The path to recovery and good health is a sensitive one. It’s not always in one direction. Forward at times, backward, and even sideways.
I look back at my days of depression. It took years to regain my health.
I didn’t leave the house very often. I didn’t have the self-confidence. In time, I didn’t have the desire. The people of my hometown treated me poorly, the discrimination I encountered was troubling and made me settle in at my place.
I went looking for a new world. I found one online.
The first site that provided some comfort was the Canadian Mental Health Association. There had posted a list of symptoms for depression. I read through it, checked off most of them—insomnia, isolation, no joy in life. I was starting to feel like I might fit somewhere, in a group of people who had mental illness. I felt good.
I realized I was not alone, though I sat at my desk alone.
I continued to look for both information and opportunities with this deep interest to learn about mental illness. Why had my life come undone? That question was most prominent.
In terms of opportunities, I thought I may find something to do with my life.
One day as I searched online, I read a post Glenn Close had written for the Huffington Post. She wrote about how she had co-founded BringChange2Mind, a mental health advocacy group. Her sister Jessie has bi-polar disorder, and Jessie’s son, Calen, has schizoaffective disorder. Glenn wanted to change how people look at mental health challenges. I checked out the website, then the facebook page. Glenn’s message—say the words out loud, say depression; say bi-polar disorder hit me hard. I was of the same view. Through my presentations at conferences, I had been saying the words out loud.
I had two friends on facebook at the time, my niece and nephew. I wasn’t even sure how facebook worked then…still not too sure! Over a couple of weeks, I posted some comments, and one day, received a private message from Nancy of BC2M. She asked to speak with me. I had lots of time to talk! We chatted the following day for about an hour, after which I was invited to become a volunteer. Neither of us knew what that would involve as it was all new. That was in December, 2009.
I went on to become the admin of the BC2M facebook page for two years. I also responded to legal inquiries. As BC2M evolved, I grew, too. The volunteers met in New York City for a weekend. It was an occasion to meet my fellow volunteers and we found it wonderful to share our stories.

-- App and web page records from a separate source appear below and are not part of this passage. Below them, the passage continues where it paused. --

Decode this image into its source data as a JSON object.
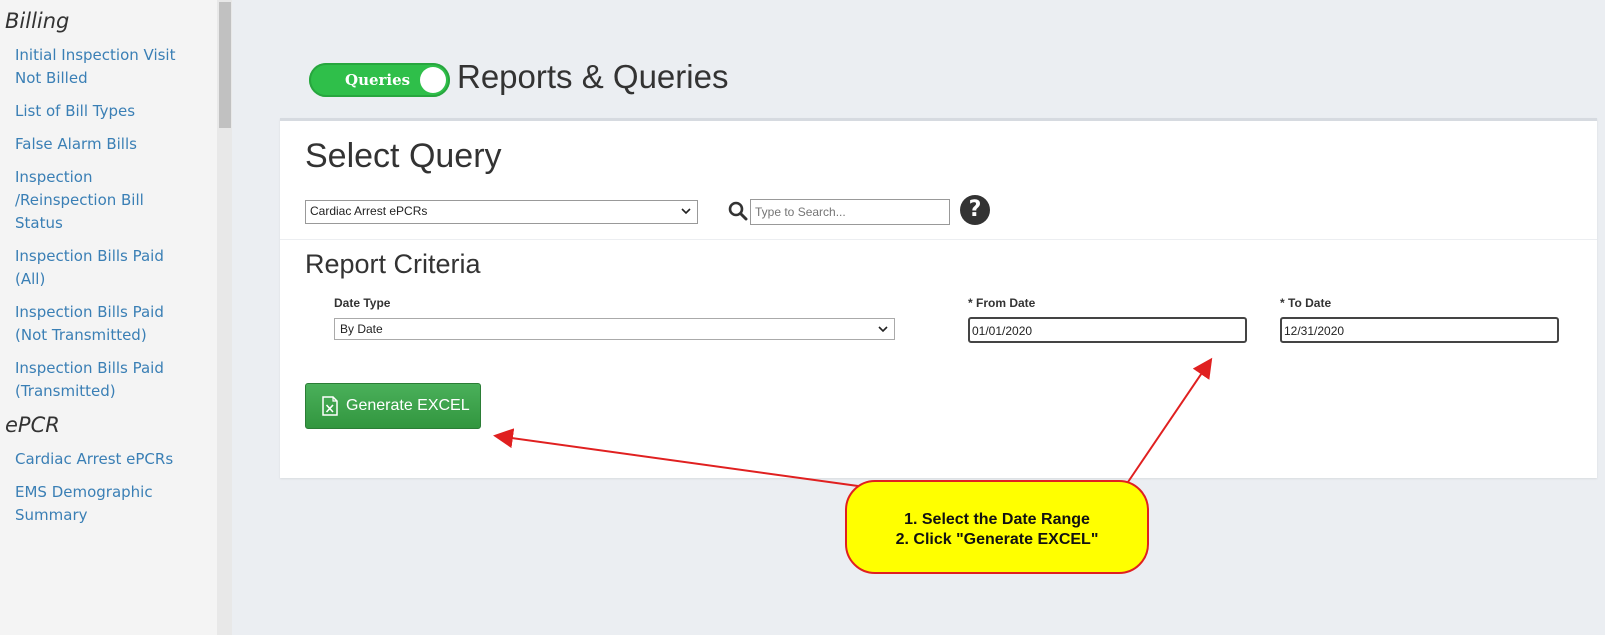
{
  "sidebar": {
    "sections": [
      {
        "title": "Billing",
        "items": [
          "Initial Inspection Visit Not Billed",
          "List of Bill Types",
          "False Alarm Bills",
          "Inspection /Reinspection Bill Status",
          "Inspection Bills Paid (All)",
          "Inspection Bills Paid (Not Transmitted)",
          "Inspection Bills Paid (Transmitted)"
        ]
      },
      {
        "title": "ePCR",
        "items": [
          "Cardiac Arrest ePCRs",
          "EMS Demographic Summary"
        ]
      }
    ]
  },
  "header": {
    "toggle_label": "Queries",
    "title": "Reports & Queries"
  },
  "query": {
    "title": "Select Query",
    "selected": "Cardiac Arrest ePCRs",
    "search_placeholder": "Type to Search...",
    "help_glyph": "?"
  },
  "criteria": {
    "title": "Report Criteria",
    "date_type_label": "Date Type",
    "date_type_value": "By Date",
    "from_label": "* From Date",
    "from_value": "01/01/2020",
    "to_label": "* To Date",
    "to_value": "12/31/2020"
  },
  "actions": {
    "generate_label": "Generate EXCEL"
  },
  "annotation": {
    "line1": "1. Select the Date Range",
    "line2": "2. Click \"Generate EXCEL\""
  },
  "colors": {
    "link": "#3a7fb5",
    "toggle": "#2fbf4a",
    "button": "#3ea34d",
    "callout_fill": "#ffff00",
    "callout_border": "#e02020"
  }
}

Emotions flowed deeply.
The most interactive activity came from a random post. I was new to facebook and one quiet Saturday afternoon, I thought to post a music clip, Joe Cocker’s, “With a Little Help From My Friends.” It became hugely popular. People liked it, commented and shared. The song was a good fit for those of us with mental illness. The following Saturday night, I launched BC2M Music Night, where I got into the habit of posting 25-30 music clips over three hours. People came together and a real community was formed. Friendships were shaped that continue today. We used to get 4,000–5,000 people each music night. It ran for two years, with just four nights missed.
I mention all this because it filled my days and nights. My work with BC2M became a source for friendships. A mostly online resource served me so well, and yet I also learned volunteering can be rewarding and enjoyable. I was enjoying my life.
I was happy!
My role with BC2M gave me the most substantial help in my recovery of any online group. People trusted me; they sought my opinion.
The reason, I believe was becasue online connections led to personal connections. I made online friends who I later met in person. I had occasion to meet my BC2M friends. I met Glenn, Jessie and Calen several times. Jessie and I are in regular contact by email. Meeting allows the subsequent emailer to better connect. The personal intimacy creates a sense of empathy and understanding that no email or website can match.
Given our world, we are online creatures. GMP has a website and facebook page. Other groups are similar. I have my own mental health initiative, Worth Living, with a website and a presence on Facebook, Twitter, and Instagram. Social media is here to stay!
But I suggest we need to raise the interaction standard and instill that personal connection. Then I know real change will follow.
“What would you do if I sang out of tune
Would you stand up and walk out on me?
Lend me your ears and I’ll sing you a song
And I’ll try not to sing out of key
Oh, I get by with a little help from my friends
Mm, I get high with a little help from my friends
Mm, gonna try with a little help from my friends”
Photo credit: Getty Images